**WORK REQUIRED**
Gather from the listing below each line that includes the word "label", and copy it.
AVAILABLE DATA Block Start
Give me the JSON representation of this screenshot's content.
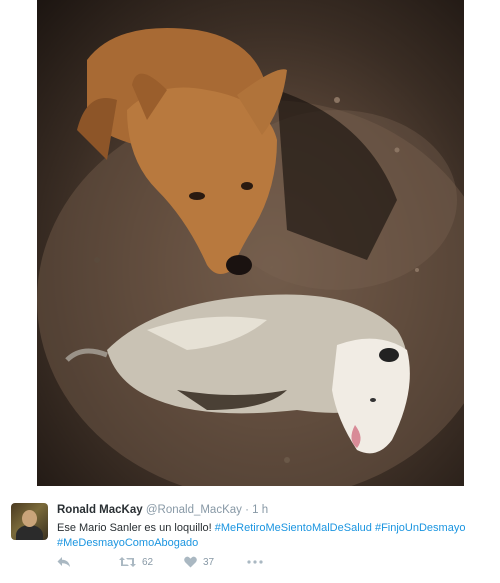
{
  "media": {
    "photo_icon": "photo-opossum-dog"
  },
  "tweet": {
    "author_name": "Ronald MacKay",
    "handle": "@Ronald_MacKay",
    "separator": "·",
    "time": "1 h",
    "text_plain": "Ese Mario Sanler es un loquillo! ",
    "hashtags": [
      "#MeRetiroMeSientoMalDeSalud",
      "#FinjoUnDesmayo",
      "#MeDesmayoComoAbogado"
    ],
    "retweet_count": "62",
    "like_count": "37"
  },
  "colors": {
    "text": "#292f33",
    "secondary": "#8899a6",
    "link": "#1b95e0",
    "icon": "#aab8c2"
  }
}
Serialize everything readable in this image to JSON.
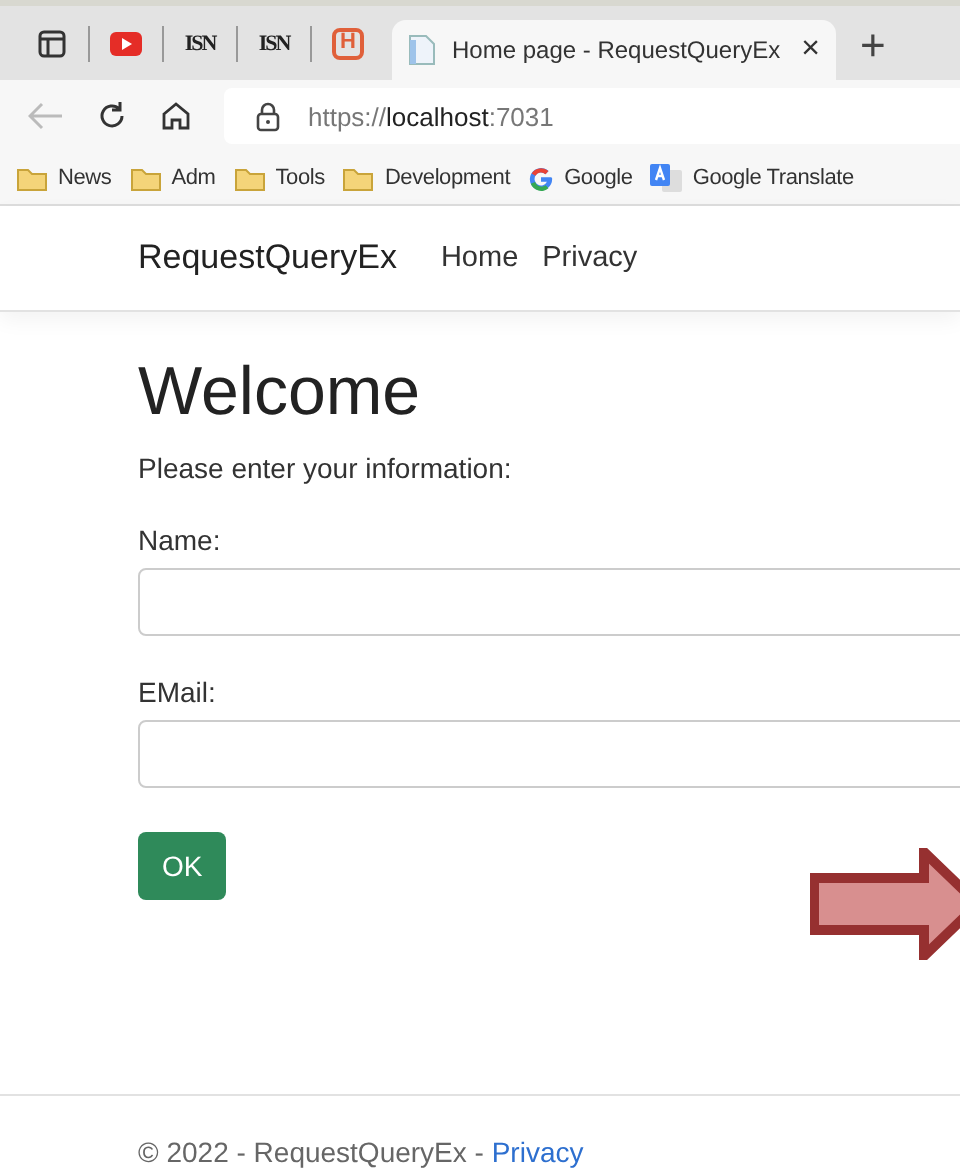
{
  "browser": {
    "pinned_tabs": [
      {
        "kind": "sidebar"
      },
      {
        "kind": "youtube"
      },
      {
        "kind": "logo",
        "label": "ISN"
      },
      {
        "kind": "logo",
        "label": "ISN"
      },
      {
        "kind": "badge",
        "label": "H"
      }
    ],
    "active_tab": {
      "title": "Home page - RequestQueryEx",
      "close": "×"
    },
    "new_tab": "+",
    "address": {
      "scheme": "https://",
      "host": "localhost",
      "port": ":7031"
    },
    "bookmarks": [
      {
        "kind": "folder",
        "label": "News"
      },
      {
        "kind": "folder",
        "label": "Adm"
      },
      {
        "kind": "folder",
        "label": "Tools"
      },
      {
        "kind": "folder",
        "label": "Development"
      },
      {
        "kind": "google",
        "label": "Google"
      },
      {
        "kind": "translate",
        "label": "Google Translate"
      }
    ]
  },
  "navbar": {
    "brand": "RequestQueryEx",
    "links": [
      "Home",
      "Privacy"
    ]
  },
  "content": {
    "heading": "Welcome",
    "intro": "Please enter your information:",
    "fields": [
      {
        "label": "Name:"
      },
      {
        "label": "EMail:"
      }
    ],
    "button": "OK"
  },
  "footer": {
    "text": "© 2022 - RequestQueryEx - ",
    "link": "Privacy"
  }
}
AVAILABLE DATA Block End
**REPLY**
        "label": "ISN"
        "label": "ISN"
        "label": "H"
        "label": "News"
        "label": "Adm"
        "label": "Tools"
        "label": "Development"
        "label": "Google"
        "label": "Google Translate"
        "label": "Name:"
        "label": "EMail:"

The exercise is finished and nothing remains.